Law had never been enacted.
The rules and provisions which must be applied to
determine the maximum term of the indeterminate
penalty are those provided in Articles 46, 48, 50 to 57,
[19]
61, 62 (except paragraph 5), 64, 65, 68, 69, and 71.
However, the aforesaid rules and provisions in
those articles, particularly Arts. 50 to 57, 62, 64 and 65,
are not applicable in fixing the minimum term of the
indeterminate penalty. The Court has unqualified
[20]
discretion to fix the term of the minimum. The only
limitation is that it is within the range of the penalty next
lower to that prescribed by the Code for the offense
[21]
committed, without regard to its three (3) periods.
Take the present case, for example, of homicide in
which two (2) mitigating circumstances attended its
commission. The penalty for homicide prescribed by
Article
249
of
the
Revised
Penal
Code
is reclusion temporal.
Since
two
(2)
mitigating
circumstances and no aggravating circumstance
attended the commission of the offense, said penalty
shall be lowered by one degree pursuant to Article 64
paragraph 5 of the same Code, which in this case
is prision mayor. This penalty shall be imposed in its
medium period considering that no other modifying
circumstance attended the commission of the offense,
the two (2) mitigating circumstances having been
already taken into account in reducing the penalty by
one (1) degree lower (Basan v. People, L-39483, 29
November 1974, 61 SCRA 275). Applying the
Indeterminate Sentence Law, the minimum of the
penalty shall be within the range of the penalty next
lower in degree which is prision correccional and the
maximum of which shall be within the range of the
[22]
medium period of prision mayor.
Since respondent judge imposed the straight
penalty of six (6) years which is erroneous, he is
therefore liable for gross ignorance of the law. This Court
has held that when the law is so elementary, not to know
it or to act as if one does not know it, constitutes gross
[23]
ignorance of the law. Likewise, that unawareness of
and unfamiliarity with the application of the
Indeterminate Sentence Law and duration and

graduation of penalties merit disciplinary action, from


[24]
reprimand to removal.
Respondent judge cannot shirk responsibility for
imposing said erroneous penalty by saying, as he did in
[25]
his motion for extension dated 3 June 1994, that he in

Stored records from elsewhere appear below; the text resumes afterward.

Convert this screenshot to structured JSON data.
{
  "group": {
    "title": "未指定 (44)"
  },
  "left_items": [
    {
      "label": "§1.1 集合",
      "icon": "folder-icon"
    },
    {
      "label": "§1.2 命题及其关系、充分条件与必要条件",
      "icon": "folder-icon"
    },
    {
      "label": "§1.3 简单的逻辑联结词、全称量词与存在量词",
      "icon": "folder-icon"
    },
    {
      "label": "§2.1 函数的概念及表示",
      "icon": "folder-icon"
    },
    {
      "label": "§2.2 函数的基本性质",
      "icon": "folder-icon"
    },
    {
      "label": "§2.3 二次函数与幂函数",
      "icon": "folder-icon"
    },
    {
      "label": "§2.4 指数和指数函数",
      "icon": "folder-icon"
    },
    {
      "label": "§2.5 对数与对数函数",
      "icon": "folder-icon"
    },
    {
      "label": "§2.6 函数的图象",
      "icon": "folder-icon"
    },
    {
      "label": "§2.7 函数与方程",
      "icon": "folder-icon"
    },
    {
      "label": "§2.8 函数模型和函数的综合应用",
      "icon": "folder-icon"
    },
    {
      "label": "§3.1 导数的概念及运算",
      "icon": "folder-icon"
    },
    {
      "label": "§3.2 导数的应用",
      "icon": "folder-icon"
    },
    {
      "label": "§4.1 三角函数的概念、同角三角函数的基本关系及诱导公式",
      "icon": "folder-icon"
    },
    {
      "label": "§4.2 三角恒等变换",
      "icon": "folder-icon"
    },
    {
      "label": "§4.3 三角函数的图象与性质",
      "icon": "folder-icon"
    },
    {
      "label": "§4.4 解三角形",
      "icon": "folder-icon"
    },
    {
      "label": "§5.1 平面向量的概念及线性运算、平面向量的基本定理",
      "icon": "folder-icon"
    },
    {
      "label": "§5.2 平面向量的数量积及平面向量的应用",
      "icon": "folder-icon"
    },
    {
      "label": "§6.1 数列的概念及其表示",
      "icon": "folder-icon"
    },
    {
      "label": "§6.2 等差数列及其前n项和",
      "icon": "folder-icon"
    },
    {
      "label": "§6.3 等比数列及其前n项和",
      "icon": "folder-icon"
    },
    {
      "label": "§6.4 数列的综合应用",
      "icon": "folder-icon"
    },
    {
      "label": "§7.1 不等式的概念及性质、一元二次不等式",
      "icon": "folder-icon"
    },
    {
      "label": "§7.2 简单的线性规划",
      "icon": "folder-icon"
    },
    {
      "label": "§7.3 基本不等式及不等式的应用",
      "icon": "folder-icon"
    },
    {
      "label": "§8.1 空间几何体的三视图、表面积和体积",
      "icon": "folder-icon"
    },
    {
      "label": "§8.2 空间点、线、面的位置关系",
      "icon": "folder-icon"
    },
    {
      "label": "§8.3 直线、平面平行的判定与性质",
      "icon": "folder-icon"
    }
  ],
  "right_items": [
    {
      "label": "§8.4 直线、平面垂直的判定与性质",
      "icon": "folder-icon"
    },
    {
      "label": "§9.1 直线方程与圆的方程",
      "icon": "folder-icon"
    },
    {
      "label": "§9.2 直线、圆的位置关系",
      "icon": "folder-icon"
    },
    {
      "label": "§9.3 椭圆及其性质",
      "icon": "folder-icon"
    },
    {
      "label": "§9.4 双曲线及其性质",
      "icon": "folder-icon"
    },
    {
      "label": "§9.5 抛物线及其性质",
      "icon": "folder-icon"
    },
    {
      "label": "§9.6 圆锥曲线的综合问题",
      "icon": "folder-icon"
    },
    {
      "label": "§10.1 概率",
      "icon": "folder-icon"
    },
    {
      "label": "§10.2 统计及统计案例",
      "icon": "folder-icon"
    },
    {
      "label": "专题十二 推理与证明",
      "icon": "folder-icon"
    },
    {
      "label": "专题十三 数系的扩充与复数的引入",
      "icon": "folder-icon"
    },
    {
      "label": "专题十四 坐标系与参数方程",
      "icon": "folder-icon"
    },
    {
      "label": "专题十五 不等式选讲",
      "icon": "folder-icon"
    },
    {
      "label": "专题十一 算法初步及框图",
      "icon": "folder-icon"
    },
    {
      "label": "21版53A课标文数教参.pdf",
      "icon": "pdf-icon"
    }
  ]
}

fact sought and adopted the opinion of one Judge
Nemesio Felix. A judge should have moral and
intellectual courage and independence of mind in the
discharge of his duties for only in that way can he merit
his judicial position and the support and confidence of
[26]
the people in him.
Respondent judge owes it to the public and to the
legal profession to know the law he is supposed to apply
to a given controversy. He is called upon to exhibit more
than just a cursory acquaintance with the statutes and
procedural rules. Party litigants will have great faith in
the administration of justice if judges cannot justly be
accused of apparent deficiency in their grasp of the legal
[27]
principles.
Finally, this Court takes notice of the fact that
respondent judge filed his comment on this present
petition more than two (2) years from the time the Office
of the Court Administrator through then Deputy Court
Administrator Juanito Bernad, issued a directive for him
to do so. As a judge, respondent ought to know that all
directives coming from the Office of the Court
Administrator and his deputies are issued in the exercise
of administrative supervision of courts and their
personnel, hence, they should be respected. His
excuses that the complaint was unquestionably,
obviously, and completely baseless; that complainants
were going to withdraw their complaint, and; that he was
under severe stress are not enough for him to ignore
said Office's directives. It took a resolution of the Court
itself for respondent judge to finally file his comment.
Even then, respondent judge had to ask for several
[28]
extensions before complying with this Court's orders.
WHEREFORE, the Court, resolving to hold
respondent Judge Salvador P. de Guzman, Jr.
administratively liable for gross ignorance of the law,
imposes on him a FINE of Five Thousand Pesos
(P5,000.00) WITH A STERN WARNING that a repetition
of the same or similar act will be dealt with more
severely. Additionally, he is hereby ADMONISHED for
failure to file promptly his comment as directed by the
Office of the Court Administrator.
SO ORDERED.